  1. Minor Markets

Some matches offer a broader range of markets; much depends on the bookmaker with the bigger tournaments such as Super Rugby, Six Nations, British Lions tours and test matches generally seeing more activity.

For sports bettors, some will be familiar. In the Chiefs versus Highlanders, the Half-Time market is available.

Half-time (or 1st Half) rugby betting operates on the same principles as match outcome betting. You are essentially betting on the score at half-time, provided that the full allotted time has been played.

Here, the odds for the Chiefs and Highlanders are the same as the two-way match outcome market. The draw, however, shortened; it’s not unusual for a draw at half-time to occur although, at 14/1, you will appreciate it isn’t a common score.

Total Points betting is the rugby betting equivalent of total goals. Here you will bet on the combined total points scored by both times at the final whistle. This also develops into points scored in the two halves, as well as under/over betting where the bookmaker will set a bar and you will wager that the combined – or single team – points will be higher or lower than the bar.

An interesting betting market in rugby is the ‘Race to 10 points’ and ‘Race to 20 points’. This can apply to halves as well and is a straight two-way bet between the two competing teams: first to the points total, wins. The odds here tend to reflect on how bookmakers view the match; there won’t be much between the two sides if it is going to be close, but a more one-sided affair will see the odds weighted to one team over the other.

  1. Player Markets

As with most team sports, player markets exist for rugby. These tend toward fact-based events and commonly down to who will score the first or last try, a hat-trick scorer or the top points scorer in a match. With the latter, a little research to find out players who take conversions and penalties will stand you in good stead.

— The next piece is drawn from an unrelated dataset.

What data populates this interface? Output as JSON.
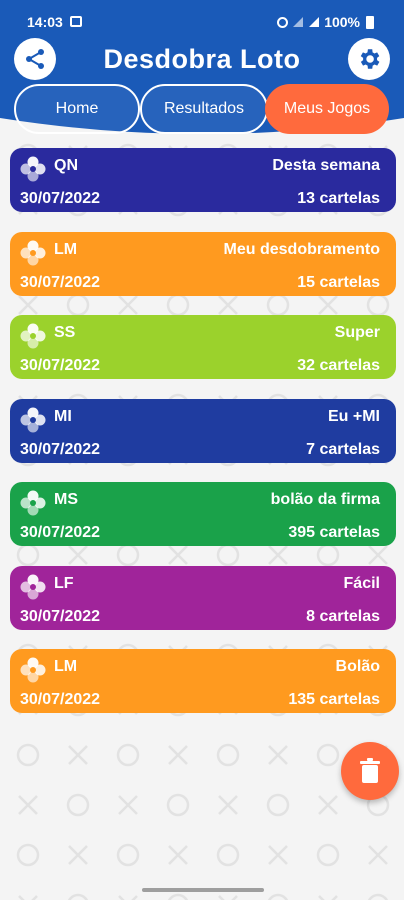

There are a wealth of rugby markets when you dig under the surface. Each of the types of rugby betting above has derivations from the main heading which need a successful rugby betting strategy for profits to be turned.

We look at these in a later post.

For specialized and comprehensive local and international online rugby betting including Super Rugby, Currie Cup, Six Nations and Varsity Cup either in house and/or through our online sports betting facilities, visit Keith Ho BetXchange for the most competitive prices and the largest rugby betting options available in South Africa.

Leave a Reply